Items from an interface collection:
#####

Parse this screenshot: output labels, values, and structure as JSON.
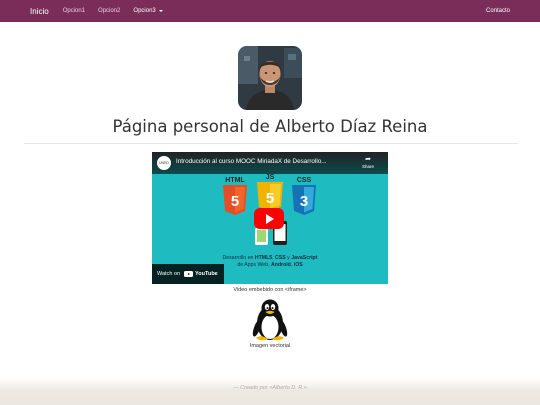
{
  "navbar": {
    "brand": "Inicio",
    "items": [
      {
        "label": "Opcion1"
      },
      {
        "label": "Opcion2"
      },
      {
        "label": "Opcion3"
      }
    ],
    "right_link": "Contacto",
    "color": "#7b2d5a"
  },
  "profile": {
    "title": "Página personal de Alberto Díaz Reina"
  },
  "video": {
    "title": "Introducción al curso MOOC MiriadaX de Desarrollo...",
    "share_label": "Share",
    "watch_on": "Watch on",
    "youtube_word": "YouTube",
    "logos": {
      "html": "HTML",
      "js": "JS",
      "css": "CSS"
    },
    "caption_prefix": "Desarrollo en ",
    "caption_html5": "HTML5",
    "caption_sep1": ", ",
    "caption_css3": "CSS",
    "caption_and": " y ",
    "caption_js": "JavaScript",
    "caption_line2_prefix": "de Apps Web, ",
    "caption_android": "Android",
    "caption_sep2": ", ",
    "caption_ios": "iOS",
    "embed_caption": "Video embebido con <iframe>"
  },
  "image": {
    "caption": "Imagen vectorial"
  },
  "footer": {
    "text": "— Creado por «Alberto D. R.»"
  }
}
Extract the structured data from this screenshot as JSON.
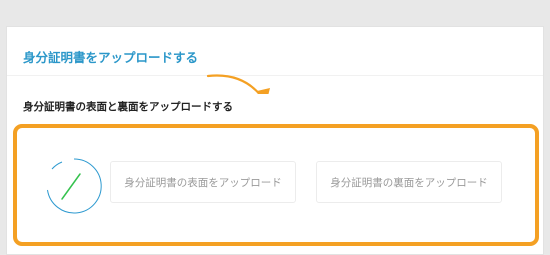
{
  "card": {
    "title": "身分証明書をアップロードする"
  },
  "section": {
    "label": "身分証明書の表面と裏面をアップロードする"
  },
  "uploads": {
    "front_label": "身分証明書の表面をアップロード",
    "back_label": "身分証明書の裏面をアップロード"
  },
  "icons": {
    "spinner": "loading-spinner-icon",
    "arrow": "curved-arrow-icon"
  },
  "colors": {
    "title": "#2b97c9",
    "highlight": "#f4a023",
    "spinner": "#2e9ad0",
    "spinner_line": "#35c24e"
  }
}
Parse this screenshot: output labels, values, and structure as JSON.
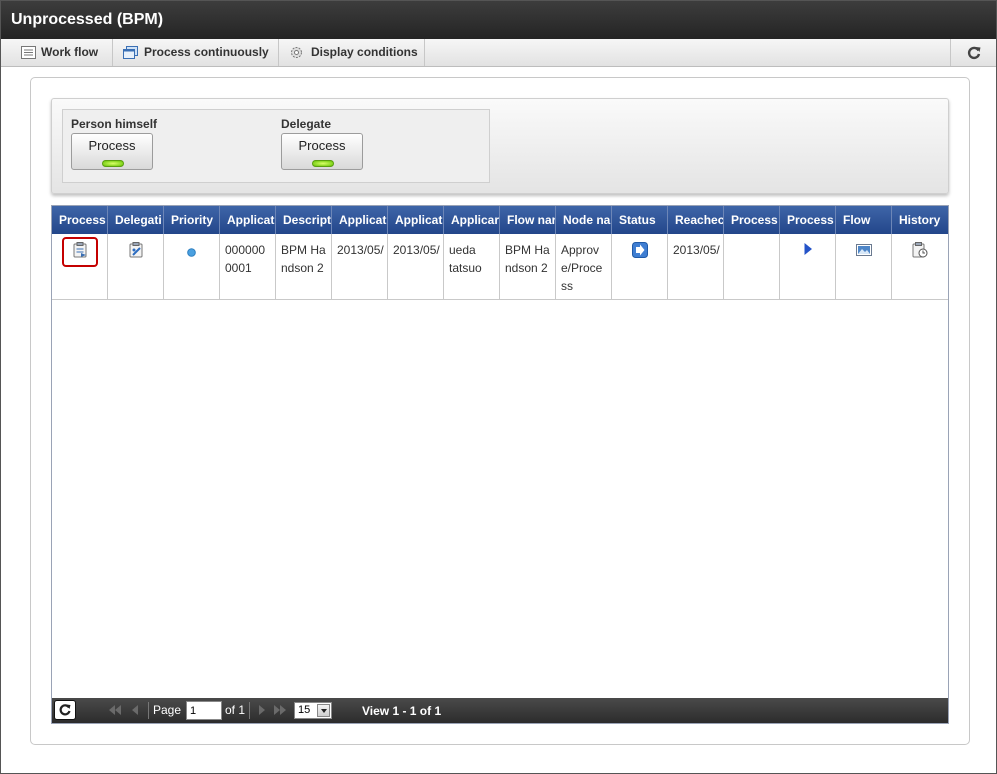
{
  "title": "Unprocessed (BPM)",
  "toolbar": {
    "workflow": "Work flow",
    "process_continuously": "Process continuously",
    "display_conditions": "Display conditions"
  },
  "process_panel": {
    "person_label": "Person himself",
    "person_button": "Process",
    "delegate_label": "Delegate",
    "delegate_button": "Process"
  },
  "grid": {
    "columns": [
      "Process",
      "Delegati",
      "Priority",
      "Applicat",
      "Descript",
      "Applicat",
      "Applicat",
      "Applicar",
      "Flow nar",
      "Node na",
      "Status",
      "Reachec",
      "Process",
      "Process",
      "Flow",
      "History"
    ],
    "row": {
      "application_no": "0000000001",
      "description": "BPM Handson 2",
      "date1": "2013/05/",
      "date2": "2013/05/",
      "applicant": "ueda tatsuo",
      "flow_name": "BPM Handson 2",
      "node_name": "Approve/Process",
      "reached": "2013/05/"
    }
  },
  "pager": {
    "page_label": "Page",
    "page_value": "1",
    "of_label": "of 1",
    "page_size": "15",
    "view_text": "View 1 - 1 of 1"
  },
  "colors": {
    "header_blue": "#2c4f93",
    "highlight_red": "#c40000",
    "led_green": "#62c300"
  }
}
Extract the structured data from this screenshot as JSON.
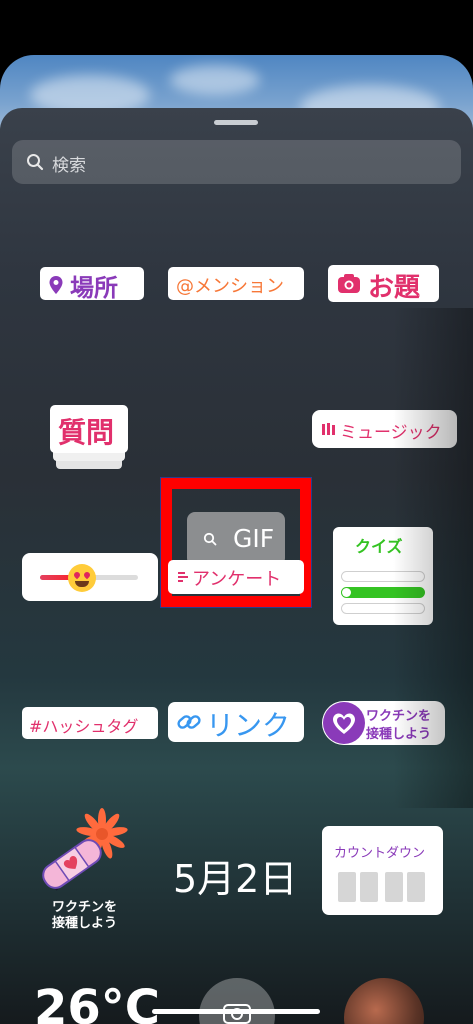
{
  "search": {
    "placeholder": "検索"
  },
  "stickers": {
    "location": "場所",
    "mention": "@メンション",
    "topic": "お題",
    "question": "質問",
    "gif": "GIF",
    "music": "ミュージック",
    "poll": "アンケート",
    "quiz": "クイズ",
    "hashtag": "#ハッシュタグ",
    "link": "リンク",
    "vaccine_line1": "ワクチンを",
    "vaccine_line2": "接種しよう",
    "vaccine2_line1": "ワクチンを",
    "vaccine2_line2": "接種しよう",
    "date": "5月2日",
    "countdown": "カウントダウン",
    "temperature": "26°C",
    "emoji_slider_value": 0.45
  },
  "colors": {
    "purple": "#8a3ab9",
    "orange": "#f77737",
    "magenta": "#e1306c",
    "pink": "#e4405f",
    "blue": "#3897f0",
    "highlight": "#ff0000",
    "quiz_green": "#34c322"
  },
  "icons": [
    "search-icon",
    "location-pin-icon",
    "camera-icon",
    "music-bars-icon",
    "link-icon",
    "heart-icon",
    "bandage-flower-icon",
    "camera-shutter-icon"
  ]
}
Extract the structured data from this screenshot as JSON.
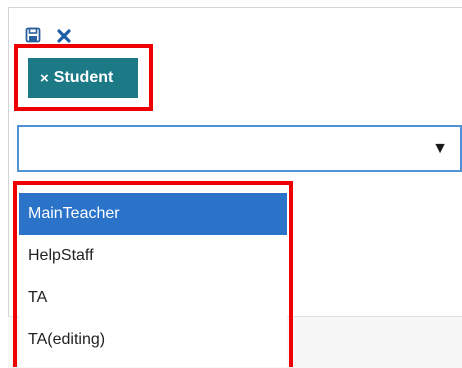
{
  "toolbar": {
    "save_icon": "save-icon",
    "close_icon": "close-icon"
  },
  "tag": {
    "remove_glyph": "×",
    "label": "Student",
    "color": "#1b7a86"
  },
  "select": {
    "value": "",
    "arrow_glyph": "▼",
    "border_color": "#4f92d6"
  },
  "dropdown": {
    "options": [
      {
        "label": "MainTeacher",
        "selected": true
      },
      {
        "label": "HelpStaff",
        "selected": false
      },
      {
        "label": "TA",
        "selected": false
      },
      {
        "label": "TA(editing)",
        "selected": false
      }
    ],
    "selected_color": "#2a73c9"
  },
  "annotation": {
    "highlight_color": "#ee0000"
  }
}
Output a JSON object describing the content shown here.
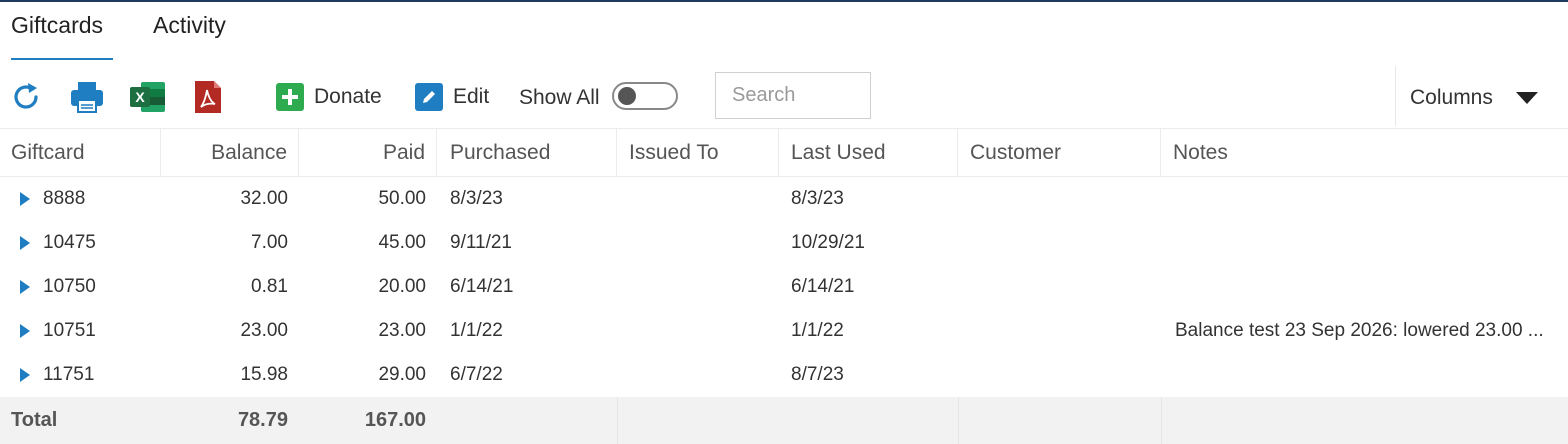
{
  "tabs": [
    {
      "label": "Giftcards",
      "active": true
    },
    {
      "label": "Activity",
      "active": false
    }
  ],
  "toolbar": {
    "icons": [
      "refresh-icon",
      "print-icon",
      "excel-icon",
      "pdf-icon"
    ],
    "donate_label": "Donate",
    "edit_label": "Edit",
    "show_all_label": "Show All",
    "show_all_on": false,
    "search_placeholder": "Search",
    "columns_label": "Columns"
  },
  "colors": {
    "accent": "#1f7ec1",
    "donate_green": "#2eaa4f",
    "edit_blue": "#1f7ec1",
    "excel_green": "#1d6f42",
    "pdf_red": "#b32a24",
    "total_bg": "#f2f2f2"
  },
  "table": {
    "headers": [
      "Giftcard",
      "Balance",
      "Paid",
      "Purchased",
      "Issued To",
      "Last Used",
      "Customer",
      "Notes"
    ],
    "rows": [
      {
        "giftcard": "8888",
        "balance": "32.00",
        "paid": "50.00",
        "purchased": "8/3/23",
        "issued_to": "",
        "last_used": "8/3/23",
        "customer": "",
        "notes": ""
      },
      {
        "giftcard": "10475",
        "balance": "7.00",
        "paid": "45.00",
        "purchased": "9/11/21",
        "issued_to": "",
        "last_used": "10/29/21",
        "customer": "",
        "notes": ""
      },
      {
        "giftcard": "10750",
        "balance": "0.81",
        "paid": "20.00",
        "purchased": "6/14/21",
        "issued_to": "",
        "last_used": "6/14/21",
        "customer": "",
        "notes": ""
      },
      {
        "giftcard": "10751",
        "balance": "23.00",
        "paid": "23.00",
        "purchased": "1/1/22",
        "issued_to": "",
        "last_used": "1/1/22",
        "customer": "",
        "notes": "Balance test 23 Sep 2026: lowered 23.00 ..."
      },
      {
        "giftcard": "11751",
        "balance": "15.98",
        "paid": "29.00",
        "purchased": "6/7/22",
        "issued_to": "",
        "last_used": "8/7/23",
        "customer": "",
        "notes": ""
      }
    ],
    "total": {
      "label": "Total",
      "balance": "78.79",
      "paid": "167.00"
    }
  }
}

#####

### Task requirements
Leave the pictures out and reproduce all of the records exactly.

### Answer box
Parse this screenshot: output labels, values, and structure as JSON.
{
  "navbar": {
    "brand": "Inicio",
    "items": [
      {
        "label": "Opcion1"
      },
      {
        "label": "Opcion2"
      },
      {
        "label": "Opcion3"
      }
    ],
    "right_link": "Contacto",
    "color": "#7b2d5a"
  },
  "profile": {
    "title": "Página personal de Alberto Díaz Reina"
  },
  "video": {
    "title": "Introducción al curso MOOC MiriadaX de Desarrollo...",
    "share_label": "Share",
    "watch_on": "Watch on",
    "youtube_word": "YouTube",
    "logos": {
      "html": "HTML",
      "js": "JS",
      "css": "CSS"
    },
    "caption_prefix": "Desarrollo en ",
    "caption_html5": "HTML5",
    "caption_sep1": ", ",
    "caption_css3": "CSS",
    "caption_and": " y ",
    "caption_js": "JavaScript",
    "caption_line2_prefix": "de Apps Web, ",
    "caption_android": "Android",
    "caption_sep2": ", ",
    "caption_ios": "iOS",
    "embed_caption": "Video embebido con <iframe>"
  },
  "image": {
    "caption": "Imagen vectorial"
  },
  "footer": {
    "text": "— Creado por «Alberto D. R.»"
  }
}
Extract the structured data from this screenshot as JSON.
{
  "card": {
    "title": "身分証明書をアップロードする"
  },
  "section": {
    "label": "身分証明書の表面と裏面をアップロードする"
  },
  "uploads": {
    "front_label": "身分証明書の表面をアップロード",
    "back_label": "身分証明書の裏面をアップロード"
  },
  "icons": {
    "spinner": "loading-spinner-icon",
    "arrow": "curved-arrow-icon"
  },
  "colors": {
    "title": "#2b97c9",
    "highlight": "#f4a023",
    "spinner": "#2e9ad0",
    "spinner_line": "#35c24e"
  }
}
Parse this screenshot: output labels, values, and structure as JSON.
{
  "title": "Unprocessed (BPM)",
  "toolbar": {
    "workflow": "Work flow",
    "process_continuously": "Process continuously",
    "display_conditions": "Display conditions"
  },
  "process_panel": {
    "person_label": "Person himself",
    "person_button": "Process",
    "delegate_label": "Delegate",
    "delegate_button": "Process"
  },
  "grid": {
    "columns": [
      "Process",
      "Delegati",
      "Priority",
      "Applicat",
      "Descript",
      "Applicat",
      "Applicat",
      "Applicar",
      "Flow nar",
      "Node na",
      "Status",
      "Reachec",
      "Process",
      "Process",
      "Flow",
      "History"
    ],
    "row": {
      "application_no": "0000000001",
      "description": "BPM Handson 2",
      "date1": "2013/05/",
      "date2": "2013/05/",
      "applicant": "ueda tatsuo",
      "flow_name": "BPM Handson 2",
      "node_name": "Approve/Process",
      "reached": "2013/05/"
    }
  },
  "pager": {
    "page_label": "Page",
    "page_value": "1",
    "of_label": "of 1",
    "page_size": "15",
    "view_text": "View 1 - 1 of 1"
  },
  "colors": {
    "header_blue": "#2c4f93",
    "highlight_red": "#c40000",
    "led_green": "#62c300"
  }
}
Extract the structured data from this screenshot as JSON.
{
  "search": {
    "placeholder": "検索"
  },
  "stickers": {
    "location": "場所",
    "mention": "@メンション",
    "topic": "お題",
    "question": "質問",
    "gif": "GIF",
    "music": "ミュージック",
    "poll": "アンケート",
    "quiz": "クイズ",
    "hashtag": "#ハッシュタグ",
    "link": "リンク",
    "vaccine_line1": "ワクチンを",
    "vaccine_line2": "接種しよう",
    "vaccine2_line1": "ワクチンを",
    "vaccine2_line2": "接種しよう",
    "date": "5月2日",
    "countdown": "カウントダウン",
    "temperature": "26°C",
    "emoji_slider_value": 0.45
  },
  "colors": {
    "purple": "#8a3ab9",
    "orange": "#f77737",
    "magenta": "#e1306c",
    "pink": "#e4405f",
    "blue": "#3897f0",
    "highlight": "#ff0000",
    "quiz_green": "#34c322"
  },
  "icons": [
    "search-icon",
    "location-pin-icon",
    "camera-icon",
    "music-bars-icon",
    "link-icon",
    "heart-icon",
    "bandage-flower-icon",
    "camera-shutter-icon"
  ]
}
Extract the structured data from this screenshot as JSON.
{
  "toolbar": {
    "save_icon": "save-icon",
    "close_icon": "close-icon"
  },
  "tag": {
    "remove_glyph": "×",
    "label": "Student",
    "color": "#1b7a86"
  },
  "select": {
    "value": "",
    "arrow_glyph": "▼",
    "border_color": "#4f92d6"
  },
  "dropdown": {
    "options": [
      {
        "label": "MainTeacher",
        "selected": true
      },
      {
        "label": "HelpStaff",
        "selected": false
      },
      {
        "label": "TA",
        "selected": false
      },
      {
        "label": "TA(editing)",
        "selected": false
      }
    ],
    "selected_color": "#2a73c9"
  },
  "annotation": {
    "highlight_color": "#ee0000"
  }
}
Output a JSON object describing the content shown here.
{
  "tabs": [
    {
      "label": "Giftcards",
      "active": true
    },
    {
      "label": "Activity",
      "active": false
    }
  ],
  "toolbar": {
    "icons": [
      "refresh-icon",
      "print-icon",
      "excel-icon",
      "pdf-icon"
    ],
    "donate_label": "Donate",
    "edit_label": "Edit",
    "show_all_label": "Show All",
    "show_all_on": false,
    "search_placeholder": "Search",
    "columns_label": "Columns"
  },
  "colors": {
    "accent": "#1f7ec1",
    "donate_green": "#2eaa4f",
    "edit_blue": "#1f7ec1",
    "excel_green": "#1d6f42",
    "pdf_red": "#b32a24",
    "total_bg": "#f2f2f2"
  },
  "table": {
    "headers": [
      "Giftcard",
      "Balance",
      "Paid",
      "Purchased",
      "Issued To",
      "Last Used",
      "Customer",
      "Notes"
    ],
    "rows": [
      {
        "giftcard": "8888",
        "balance": "32.00",
        "paid": "50.00",
        "purchased": "8/3/23",
        "issued_to": "",
        "last_used": "8/3/23",
        "customer": "",
        "notes": ""
      },
      {
        "giftcard": "10475",
        "balance": "7.00",
        "paid": "45.00",
        "purchased": "9/11/21",
        "issued_to": "",
        "last_used": "10/29/21",
        "customer": "",
        "notes": ""
      },
      {
        "giftcard": "10750",
        "balance": "0.81",
        "paid": "20.00",
        "purchased": "6/14/21",
        "issued_to": "",
        "last_used": "6/14/21",
        "customer": "",
        "notes": ""
      },
      {
        "giftcard": "10751",
        "balance": "23.00",
        "paid": "23.00",
        "purchased": "1/1/22",
        "issued_to": "",
        "last_used": "1/1/22",
        "customer": "",
        "notes": "Balance test 23 Sep 2026: lowered 23.00 ..."
      },
      {
        "giftcard": "11751",
        "balance": "15.98",
        "paid": "29.00",
        "purchased": "6/7/22",
        "issued_to": "",
        "last_used": "8/7/23",
        "customer": "",
        "notes": ""
      }
    ],
    "total": {
      "label": "Total",
      "balance": "78.79",
      "paid": "167.00"
    }
  }
}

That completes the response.